Our morning begins very here, with the first rooster crowing before 5am. As the daylight increases, more roosters join in the chorus, followed by the cows and one pig. We are usually out of bed before 7, get dressed and ready to start the day.
Tom begins his day by setting up the gas cooker and straining tap water into a pot to boil for our tea. He then sets the little coffee table in the living room with cups and utensils. The sugar is in a tightly sealing tupperware container. He also gets out juice and usually a container of fruit left from the previous night’s dinner; pineapple, mango or oranges.
I cook breakfast. Usually it is eggs, french toast or cereal. Anything that is not in our little refrigerator must be kept in sealed plastic containers. We use the parmalat type milk, which I actually like. It tastes like evaporated milk.
By the time we are finishing our breakfast our housekeeper Veronica arrives. We head up the road to the home, where we will work until noon.
Veronica starts out by washing up the breakfast dishes. The washes whatever laundry is in the basket. This is done at a large outdoor sink area in our back yard. She sweeps through the whole house, cleans and then cooks our food for the day. Since she is young and has a five year old, we have her cook enough for lunch that we can eat the leftovers for our dinner. She usually leaves between two and three in the afternoon.
When Tom and I get to the home, we go our separate ways. If there are no other jobs needed or classes being held (like now while half of the girls are away on break) we head to different groups of children. At the home the children are divided into four rooms. The nursery right now has a three week old baby and one that is about two months old. They are both boys. A child care worker is assigned to each baby, so with one on one care, we only stop to visit there.
Room One has the eight babies ranging from two or three months old to about one year old. Room Two has seven toddlers. Since we have been here, three of them have started walking. It has been a fun process to watch. Room Three has the older children in it, with the oldest being three years old. He is Husseini, who recently started nursery school at the Rainbow School. Whatever room we work with, the day consists of playing with the children, feeding them, taking walks with them, and doing a lot of singing. We work from 9 until noon and then from 2 until 5.
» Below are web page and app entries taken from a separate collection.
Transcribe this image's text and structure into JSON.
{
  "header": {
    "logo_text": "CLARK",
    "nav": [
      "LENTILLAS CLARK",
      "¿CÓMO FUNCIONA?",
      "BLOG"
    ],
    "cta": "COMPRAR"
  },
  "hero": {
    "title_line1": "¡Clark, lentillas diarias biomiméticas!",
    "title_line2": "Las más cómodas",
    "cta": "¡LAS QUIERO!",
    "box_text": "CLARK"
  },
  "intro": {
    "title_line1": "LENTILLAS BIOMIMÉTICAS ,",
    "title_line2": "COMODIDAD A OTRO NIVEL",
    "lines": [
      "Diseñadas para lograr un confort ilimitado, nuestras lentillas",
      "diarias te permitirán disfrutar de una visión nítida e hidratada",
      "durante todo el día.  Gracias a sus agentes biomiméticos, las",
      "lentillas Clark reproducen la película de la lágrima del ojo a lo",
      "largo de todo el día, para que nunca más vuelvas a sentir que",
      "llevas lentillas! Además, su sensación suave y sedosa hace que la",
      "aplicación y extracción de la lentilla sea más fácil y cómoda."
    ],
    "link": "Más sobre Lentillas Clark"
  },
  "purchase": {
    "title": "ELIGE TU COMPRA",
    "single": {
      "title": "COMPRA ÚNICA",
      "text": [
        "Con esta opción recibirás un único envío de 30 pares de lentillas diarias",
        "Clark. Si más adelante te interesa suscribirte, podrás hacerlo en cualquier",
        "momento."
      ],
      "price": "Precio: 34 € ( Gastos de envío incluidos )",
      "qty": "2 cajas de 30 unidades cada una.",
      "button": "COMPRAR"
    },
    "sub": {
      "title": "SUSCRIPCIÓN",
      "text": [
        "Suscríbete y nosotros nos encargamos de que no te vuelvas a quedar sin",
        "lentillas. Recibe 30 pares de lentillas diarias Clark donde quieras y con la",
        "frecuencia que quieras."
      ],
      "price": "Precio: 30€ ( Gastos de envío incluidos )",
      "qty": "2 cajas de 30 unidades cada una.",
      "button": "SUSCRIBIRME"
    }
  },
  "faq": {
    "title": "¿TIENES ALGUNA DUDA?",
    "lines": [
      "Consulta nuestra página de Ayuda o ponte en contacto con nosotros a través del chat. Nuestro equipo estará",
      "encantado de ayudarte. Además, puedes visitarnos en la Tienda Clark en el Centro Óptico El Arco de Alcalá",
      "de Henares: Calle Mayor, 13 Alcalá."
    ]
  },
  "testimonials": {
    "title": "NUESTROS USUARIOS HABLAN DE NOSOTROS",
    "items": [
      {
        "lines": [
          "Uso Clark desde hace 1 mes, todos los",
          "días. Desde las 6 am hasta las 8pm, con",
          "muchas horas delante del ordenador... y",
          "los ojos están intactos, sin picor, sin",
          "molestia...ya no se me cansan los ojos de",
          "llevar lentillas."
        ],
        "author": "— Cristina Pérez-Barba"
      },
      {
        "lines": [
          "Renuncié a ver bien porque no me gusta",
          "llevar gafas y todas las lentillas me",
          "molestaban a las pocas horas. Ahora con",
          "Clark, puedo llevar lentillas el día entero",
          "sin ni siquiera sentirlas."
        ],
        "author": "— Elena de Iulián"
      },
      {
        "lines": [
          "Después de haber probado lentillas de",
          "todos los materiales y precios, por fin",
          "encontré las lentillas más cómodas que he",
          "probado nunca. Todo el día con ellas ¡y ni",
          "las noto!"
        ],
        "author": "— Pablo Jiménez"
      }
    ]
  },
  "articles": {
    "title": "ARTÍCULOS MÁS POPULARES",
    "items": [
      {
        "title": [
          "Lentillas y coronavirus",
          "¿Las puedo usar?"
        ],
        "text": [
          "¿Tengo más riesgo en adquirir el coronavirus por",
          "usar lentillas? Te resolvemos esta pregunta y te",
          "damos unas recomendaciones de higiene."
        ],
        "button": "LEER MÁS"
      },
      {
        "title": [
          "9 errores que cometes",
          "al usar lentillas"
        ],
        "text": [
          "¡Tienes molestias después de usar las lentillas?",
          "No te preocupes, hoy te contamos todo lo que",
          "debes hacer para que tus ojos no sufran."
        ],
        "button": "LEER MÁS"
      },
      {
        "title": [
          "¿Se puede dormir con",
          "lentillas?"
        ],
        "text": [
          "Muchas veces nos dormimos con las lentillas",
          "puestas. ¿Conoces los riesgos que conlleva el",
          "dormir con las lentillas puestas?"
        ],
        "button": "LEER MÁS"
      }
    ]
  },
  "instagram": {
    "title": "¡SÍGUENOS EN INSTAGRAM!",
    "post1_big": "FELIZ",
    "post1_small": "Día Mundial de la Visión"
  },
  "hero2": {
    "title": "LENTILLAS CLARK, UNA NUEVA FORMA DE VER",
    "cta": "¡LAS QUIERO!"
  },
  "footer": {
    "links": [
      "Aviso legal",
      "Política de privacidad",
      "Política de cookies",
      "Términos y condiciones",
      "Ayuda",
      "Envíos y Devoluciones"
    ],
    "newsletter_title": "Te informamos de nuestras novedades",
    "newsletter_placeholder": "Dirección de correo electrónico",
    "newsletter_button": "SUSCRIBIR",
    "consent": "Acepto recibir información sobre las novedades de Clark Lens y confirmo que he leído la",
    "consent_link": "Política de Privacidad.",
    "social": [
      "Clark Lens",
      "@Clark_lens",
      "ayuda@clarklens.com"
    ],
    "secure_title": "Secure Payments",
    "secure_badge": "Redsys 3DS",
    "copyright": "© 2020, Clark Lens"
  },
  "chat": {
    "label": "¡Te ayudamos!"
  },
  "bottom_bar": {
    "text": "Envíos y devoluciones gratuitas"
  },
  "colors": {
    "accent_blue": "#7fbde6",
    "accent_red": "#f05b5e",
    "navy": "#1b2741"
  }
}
If English classes are being held, we have a morning and an afternoon class. Each one lasts about an hour. Sometimes the driver for the home, a very nice man named Christian, sits in on our class too. Every day is different. The girls are always switching their duties and their schedules. The majority of the girls are on day work, but there is always a night crew as well. There are 32 girls altogether, but the classes range in size from 8 to 18 (the number of desks in the classroom). I try to cover the same ground in each class, so that it doesn’t matter if the girls switch from morning to afternoon. The children are the main concern here, so the classes come second, understandably.
Tom has had a variety of jobs so far. He has repaired a clothes dryer, a chain saw, some plumbing, and is now working on repairing many broken or missing window panes. The chain saw has made him the star of the neighborhood. A couple of years ago, a chain saw was donated to the home, but without directions. The Dar es Salaam baggage tag was still attached to it, but it was full of old gunky fuel. Tom was able to get it working. This is a very big deal since the home uses an amazing amount of fire wood each day for cooking and for heating water for bathing and loads of laundry. When the kids hear the chain saw they start chanting Ba-bu, Ba-bu, which means “grandfather”. Previously, the wood was split by axe and then cut to length either by hired men or by the girls using machetes.
We have a two hour break at noon, which sometimes I must admit turns into nap time for us. At two o’clock we head back and either have our work, or go to a different room for variety of the kids.
At 5 pm, we return home. I heat up dinner and Tom washes the dishes. Right now sunset comes between 6:30 and 7:00 pm. Tom always takes a walk after dinner and I often join him, but not always. After watching the sun go behind the mountain, we walk past the home and visit the girls who are cooking that day. Sometimes, we sing with them. It could be Jingle Bells, Jesus Loves Me, If You’re Happy and You Know It, or just last night it was The Hokey Pokey.
We return home before dark. By 7 pm almost everyone is at their home for the night. We usually check for email, Facebook, or read. Some nights we play Scrabble or 500 Rummey. By 9 o’clock we get our showers. This is done standing in a large plastic pan and pouring water over ourselves from a pitcher. Veronica boils the water for us in the afternoon and it is kept in two ten liter paint buckets with lids to keep it warm.
When it is time to go to bed, we drop the mosquito net over our bed and tuck it all in between the mattress and the bed frame. We get into bed and thank God for having been blessed with another beautiful day.